- **STUDY MATERIAL**:
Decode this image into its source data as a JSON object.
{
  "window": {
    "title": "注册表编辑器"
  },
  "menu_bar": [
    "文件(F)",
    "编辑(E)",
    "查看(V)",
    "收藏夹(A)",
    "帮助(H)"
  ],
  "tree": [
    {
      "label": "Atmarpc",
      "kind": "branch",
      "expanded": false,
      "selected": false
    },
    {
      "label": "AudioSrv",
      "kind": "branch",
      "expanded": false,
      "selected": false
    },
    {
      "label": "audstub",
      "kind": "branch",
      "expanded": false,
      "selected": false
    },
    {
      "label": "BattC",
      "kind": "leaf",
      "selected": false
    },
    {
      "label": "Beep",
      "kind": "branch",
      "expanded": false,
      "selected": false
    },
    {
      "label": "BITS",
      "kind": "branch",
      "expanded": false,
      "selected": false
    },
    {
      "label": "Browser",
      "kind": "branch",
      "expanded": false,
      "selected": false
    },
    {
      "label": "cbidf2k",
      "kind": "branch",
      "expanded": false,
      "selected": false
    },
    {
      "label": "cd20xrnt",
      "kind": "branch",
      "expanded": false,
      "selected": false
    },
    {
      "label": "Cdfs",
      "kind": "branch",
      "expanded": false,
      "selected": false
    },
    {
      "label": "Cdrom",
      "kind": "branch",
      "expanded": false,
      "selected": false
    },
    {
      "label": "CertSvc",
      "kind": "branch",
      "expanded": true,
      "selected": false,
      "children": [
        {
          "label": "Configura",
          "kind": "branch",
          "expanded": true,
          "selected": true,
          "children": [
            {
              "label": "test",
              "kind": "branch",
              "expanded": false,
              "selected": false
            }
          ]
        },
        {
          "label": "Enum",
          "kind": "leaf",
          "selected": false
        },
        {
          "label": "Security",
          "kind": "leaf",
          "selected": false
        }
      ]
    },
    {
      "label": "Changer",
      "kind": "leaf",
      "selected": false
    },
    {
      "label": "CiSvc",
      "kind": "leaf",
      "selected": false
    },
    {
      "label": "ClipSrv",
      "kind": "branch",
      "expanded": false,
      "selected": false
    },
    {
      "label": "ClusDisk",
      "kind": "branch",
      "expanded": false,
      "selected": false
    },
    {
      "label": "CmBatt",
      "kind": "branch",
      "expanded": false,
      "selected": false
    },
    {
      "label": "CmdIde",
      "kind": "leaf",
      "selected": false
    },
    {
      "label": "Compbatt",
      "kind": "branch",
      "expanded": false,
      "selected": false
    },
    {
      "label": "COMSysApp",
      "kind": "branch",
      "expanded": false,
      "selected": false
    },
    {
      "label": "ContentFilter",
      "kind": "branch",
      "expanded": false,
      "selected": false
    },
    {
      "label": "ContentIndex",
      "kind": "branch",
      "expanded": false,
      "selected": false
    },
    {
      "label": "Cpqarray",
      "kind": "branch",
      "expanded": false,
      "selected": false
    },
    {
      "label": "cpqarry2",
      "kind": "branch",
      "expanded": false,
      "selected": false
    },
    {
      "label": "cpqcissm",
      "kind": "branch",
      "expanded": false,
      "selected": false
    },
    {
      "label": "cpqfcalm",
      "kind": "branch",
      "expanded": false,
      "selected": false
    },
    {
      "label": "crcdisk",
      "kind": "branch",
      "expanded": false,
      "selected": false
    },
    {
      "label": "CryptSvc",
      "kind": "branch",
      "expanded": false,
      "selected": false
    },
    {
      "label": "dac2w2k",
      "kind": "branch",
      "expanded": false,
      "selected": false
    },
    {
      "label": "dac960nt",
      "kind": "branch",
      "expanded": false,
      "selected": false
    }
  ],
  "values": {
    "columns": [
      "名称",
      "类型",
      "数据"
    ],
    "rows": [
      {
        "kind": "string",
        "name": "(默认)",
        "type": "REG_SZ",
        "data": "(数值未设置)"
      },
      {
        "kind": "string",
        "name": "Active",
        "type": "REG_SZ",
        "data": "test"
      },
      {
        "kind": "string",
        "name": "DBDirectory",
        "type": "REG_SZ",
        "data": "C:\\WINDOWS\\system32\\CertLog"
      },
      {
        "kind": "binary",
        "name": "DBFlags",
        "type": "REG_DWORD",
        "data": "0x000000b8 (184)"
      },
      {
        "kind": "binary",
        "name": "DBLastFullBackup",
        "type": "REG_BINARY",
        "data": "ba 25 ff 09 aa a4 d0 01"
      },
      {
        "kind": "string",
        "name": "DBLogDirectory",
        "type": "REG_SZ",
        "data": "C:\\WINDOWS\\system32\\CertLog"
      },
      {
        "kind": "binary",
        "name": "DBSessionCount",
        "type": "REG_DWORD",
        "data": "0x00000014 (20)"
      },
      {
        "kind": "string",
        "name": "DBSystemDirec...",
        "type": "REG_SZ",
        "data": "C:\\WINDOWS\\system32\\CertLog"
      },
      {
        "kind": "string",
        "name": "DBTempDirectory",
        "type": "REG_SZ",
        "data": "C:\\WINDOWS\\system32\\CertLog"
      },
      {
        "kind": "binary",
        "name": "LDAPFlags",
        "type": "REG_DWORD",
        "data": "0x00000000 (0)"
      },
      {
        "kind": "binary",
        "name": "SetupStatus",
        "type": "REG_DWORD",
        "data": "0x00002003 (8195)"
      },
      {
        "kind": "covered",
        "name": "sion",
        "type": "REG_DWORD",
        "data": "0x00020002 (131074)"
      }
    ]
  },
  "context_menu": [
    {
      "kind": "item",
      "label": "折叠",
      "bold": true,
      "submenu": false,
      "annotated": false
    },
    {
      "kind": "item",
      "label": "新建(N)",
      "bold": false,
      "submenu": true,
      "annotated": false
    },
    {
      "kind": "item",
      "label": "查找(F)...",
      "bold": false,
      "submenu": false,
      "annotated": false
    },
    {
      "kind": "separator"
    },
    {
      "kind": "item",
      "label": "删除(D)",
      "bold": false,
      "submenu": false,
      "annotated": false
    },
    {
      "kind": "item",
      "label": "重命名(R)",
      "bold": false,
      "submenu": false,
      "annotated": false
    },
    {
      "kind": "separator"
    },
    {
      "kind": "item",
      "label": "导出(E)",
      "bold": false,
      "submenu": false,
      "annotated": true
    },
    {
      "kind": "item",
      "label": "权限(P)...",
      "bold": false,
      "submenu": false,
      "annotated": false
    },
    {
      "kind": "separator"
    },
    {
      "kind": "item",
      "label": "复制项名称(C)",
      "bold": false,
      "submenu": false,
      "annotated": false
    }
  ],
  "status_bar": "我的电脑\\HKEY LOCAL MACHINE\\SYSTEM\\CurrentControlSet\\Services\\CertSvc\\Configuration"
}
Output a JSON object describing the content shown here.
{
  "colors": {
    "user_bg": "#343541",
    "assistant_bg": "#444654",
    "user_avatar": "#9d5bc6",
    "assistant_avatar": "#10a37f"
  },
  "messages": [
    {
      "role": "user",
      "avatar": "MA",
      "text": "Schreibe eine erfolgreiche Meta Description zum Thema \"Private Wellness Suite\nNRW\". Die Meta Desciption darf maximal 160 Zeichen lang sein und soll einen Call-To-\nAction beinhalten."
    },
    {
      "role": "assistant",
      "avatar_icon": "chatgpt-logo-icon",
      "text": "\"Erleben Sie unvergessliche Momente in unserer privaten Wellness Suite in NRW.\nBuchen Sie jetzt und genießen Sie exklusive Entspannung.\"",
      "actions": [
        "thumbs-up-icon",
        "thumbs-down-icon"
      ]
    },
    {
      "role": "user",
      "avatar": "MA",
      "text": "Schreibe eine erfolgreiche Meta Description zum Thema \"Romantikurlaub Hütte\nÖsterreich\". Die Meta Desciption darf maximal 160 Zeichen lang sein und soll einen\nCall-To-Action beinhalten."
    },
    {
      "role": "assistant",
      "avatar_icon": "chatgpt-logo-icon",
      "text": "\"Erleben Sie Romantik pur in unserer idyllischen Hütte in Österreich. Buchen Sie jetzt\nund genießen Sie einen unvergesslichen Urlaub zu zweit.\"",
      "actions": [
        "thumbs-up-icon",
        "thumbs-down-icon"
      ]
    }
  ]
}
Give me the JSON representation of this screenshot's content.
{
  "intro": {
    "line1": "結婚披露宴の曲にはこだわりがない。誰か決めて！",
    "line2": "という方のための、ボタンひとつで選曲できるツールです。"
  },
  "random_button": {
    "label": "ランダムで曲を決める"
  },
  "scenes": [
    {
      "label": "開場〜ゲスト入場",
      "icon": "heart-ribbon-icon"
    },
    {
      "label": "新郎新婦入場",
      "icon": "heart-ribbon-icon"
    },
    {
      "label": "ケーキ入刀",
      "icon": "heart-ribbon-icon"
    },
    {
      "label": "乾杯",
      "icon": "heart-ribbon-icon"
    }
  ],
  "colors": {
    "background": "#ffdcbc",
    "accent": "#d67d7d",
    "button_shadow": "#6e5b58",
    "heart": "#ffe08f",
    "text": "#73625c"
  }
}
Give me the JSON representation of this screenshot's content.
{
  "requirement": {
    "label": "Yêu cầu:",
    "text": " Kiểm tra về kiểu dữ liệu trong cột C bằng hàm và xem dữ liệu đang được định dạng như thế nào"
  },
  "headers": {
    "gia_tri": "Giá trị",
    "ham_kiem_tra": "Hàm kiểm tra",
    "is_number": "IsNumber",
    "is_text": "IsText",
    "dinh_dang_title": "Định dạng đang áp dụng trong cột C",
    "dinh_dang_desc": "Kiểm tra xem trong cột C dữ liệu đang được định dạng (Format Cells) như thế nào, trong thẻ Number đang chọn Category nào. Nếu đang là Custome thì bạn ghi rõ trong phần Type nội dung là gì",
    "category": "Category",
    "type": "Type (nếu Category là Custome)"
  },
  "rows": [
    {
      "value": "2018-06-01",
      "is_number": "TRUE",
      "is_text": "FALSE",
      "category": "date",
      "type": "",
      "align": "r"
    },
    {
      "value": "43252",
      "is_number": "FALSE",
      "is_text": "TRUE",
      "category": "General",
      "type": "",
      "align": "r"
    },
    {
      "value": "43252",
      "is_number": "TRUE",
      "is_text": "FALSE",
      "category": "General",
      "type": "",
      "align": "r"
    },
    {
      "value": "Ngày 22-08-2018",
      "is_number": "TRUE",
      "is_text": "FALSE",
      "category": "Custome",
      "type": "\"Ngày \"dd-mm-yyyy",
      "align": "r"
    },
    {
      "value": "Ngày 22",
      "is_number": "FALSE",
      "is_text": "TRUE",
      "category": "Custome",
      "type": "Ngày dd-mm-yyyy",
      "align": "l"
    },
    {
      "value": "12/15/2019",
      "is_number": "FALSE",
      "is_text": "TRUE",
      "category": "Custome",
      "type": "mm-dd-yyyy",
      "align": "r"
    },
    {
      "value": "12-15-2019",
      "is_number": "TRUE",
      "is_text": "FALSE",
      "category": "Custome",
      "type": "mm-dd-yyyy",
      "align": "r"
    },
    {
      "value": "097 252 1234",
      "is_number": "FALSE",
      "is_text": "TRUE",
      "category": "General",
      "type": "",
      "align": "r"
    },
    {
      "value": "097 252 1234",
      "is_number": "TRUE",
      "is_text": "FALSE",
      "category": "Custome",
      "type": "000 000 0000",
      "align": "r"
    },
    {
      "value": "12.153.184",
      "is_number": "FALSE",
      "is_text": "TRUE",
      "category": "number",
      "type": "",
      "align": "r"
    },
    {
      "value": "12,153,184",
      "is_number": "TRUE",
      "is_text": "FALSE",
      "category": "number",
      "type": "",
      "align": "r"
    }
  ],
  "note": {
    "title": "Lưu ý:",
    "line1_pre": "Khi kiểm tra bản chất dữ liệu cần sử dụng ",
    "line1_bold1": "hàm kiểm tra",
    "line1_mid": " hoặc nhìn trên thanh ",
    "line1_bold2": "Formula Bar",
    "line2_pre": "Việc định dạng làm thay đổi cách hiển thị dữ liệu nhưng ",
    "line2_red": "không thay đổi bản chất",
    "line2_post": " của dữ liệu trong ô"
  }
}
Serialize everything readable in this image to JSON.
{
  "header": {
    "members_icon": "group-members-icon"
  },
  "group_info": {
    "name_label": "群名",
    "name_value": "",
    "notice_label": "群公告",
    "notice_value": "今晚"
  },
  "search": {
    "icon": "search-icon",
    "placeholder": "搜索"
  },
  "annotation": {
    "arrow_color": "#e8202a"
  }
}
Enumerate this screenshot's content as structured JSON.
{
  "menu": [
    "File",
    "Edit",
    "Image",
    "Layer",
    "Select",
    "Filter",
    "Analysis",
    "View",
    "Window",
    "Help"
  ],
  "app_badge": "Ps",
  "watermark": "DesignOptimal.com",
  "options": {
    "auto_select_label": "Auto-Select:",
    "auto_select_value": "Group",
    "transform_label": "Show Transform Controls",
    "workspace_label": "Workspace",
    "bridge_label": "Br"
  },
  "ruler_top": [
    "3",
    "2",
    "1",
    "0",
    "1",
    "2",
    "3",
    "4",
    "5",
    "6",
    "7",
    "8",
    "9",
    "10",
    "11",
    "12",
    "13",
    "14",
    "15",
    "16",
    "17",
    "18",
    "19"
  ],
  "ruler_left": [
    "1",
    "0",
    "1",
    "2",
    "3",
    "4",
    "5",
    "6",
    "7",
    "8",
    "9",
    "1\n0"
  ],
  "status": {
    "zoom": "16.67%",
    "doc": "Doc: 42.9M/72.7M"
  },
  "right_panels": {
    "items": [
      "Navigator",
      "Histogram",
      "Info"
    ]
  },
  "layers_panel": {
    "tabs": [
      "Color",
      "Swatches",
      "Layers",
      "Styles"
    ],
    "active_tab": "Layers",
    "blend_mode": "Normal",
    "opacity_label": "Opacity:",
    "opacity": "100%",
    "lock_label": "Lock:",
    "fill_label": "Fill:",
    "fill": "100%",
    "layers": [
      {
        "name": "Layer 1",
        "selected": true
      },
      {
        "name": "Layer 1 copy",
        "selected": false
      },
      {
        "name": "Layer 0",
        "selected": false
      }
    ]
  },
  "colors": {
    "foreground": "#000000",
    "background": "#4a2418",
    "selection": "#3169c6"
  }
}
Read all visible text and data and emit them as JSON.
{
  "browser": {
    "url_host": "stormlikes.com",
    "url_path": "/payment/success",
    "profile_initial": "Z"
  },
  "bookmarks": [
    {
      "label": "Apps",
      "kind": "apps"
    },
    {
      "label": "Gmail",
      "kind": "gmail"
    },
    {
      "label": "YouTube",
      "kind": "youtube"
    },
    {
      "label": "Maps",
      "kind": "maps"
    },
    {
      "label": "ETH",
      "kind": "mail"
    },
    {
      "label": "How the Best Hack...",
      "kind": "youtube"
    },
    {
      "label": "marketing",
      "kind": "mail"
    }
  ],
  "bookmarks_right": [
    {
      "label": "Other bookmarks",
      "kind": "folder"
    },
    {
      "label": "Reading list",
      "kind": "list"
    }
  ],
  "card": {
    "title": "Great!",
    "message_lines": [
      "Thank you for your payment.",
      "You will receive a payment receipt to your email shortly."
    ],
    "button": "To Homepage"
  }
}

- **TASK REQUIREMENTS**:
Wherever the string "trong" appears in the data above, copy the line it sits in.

- **TASK ANSWER**:
    "text": " Kiểm tra về kiểu dữ liệu trong cột C bằng hàm và xem dữ liệu đang được định dạng như thế nào"
    "dinh_dang_title": "Định dạng đang áp dụng trong cột C",
    "dinh_dang_desc": "Kiểm tra xem trong cột C dữ liệu đang được định dạng (Format Cells) như thế nào, trong thẻ Number đang chọn Category nào. Nếu đang là Custome thì bạn ghi rõ trong phần Type nội dung là gì",
    "line2_post": " của dữ liệu trong ô"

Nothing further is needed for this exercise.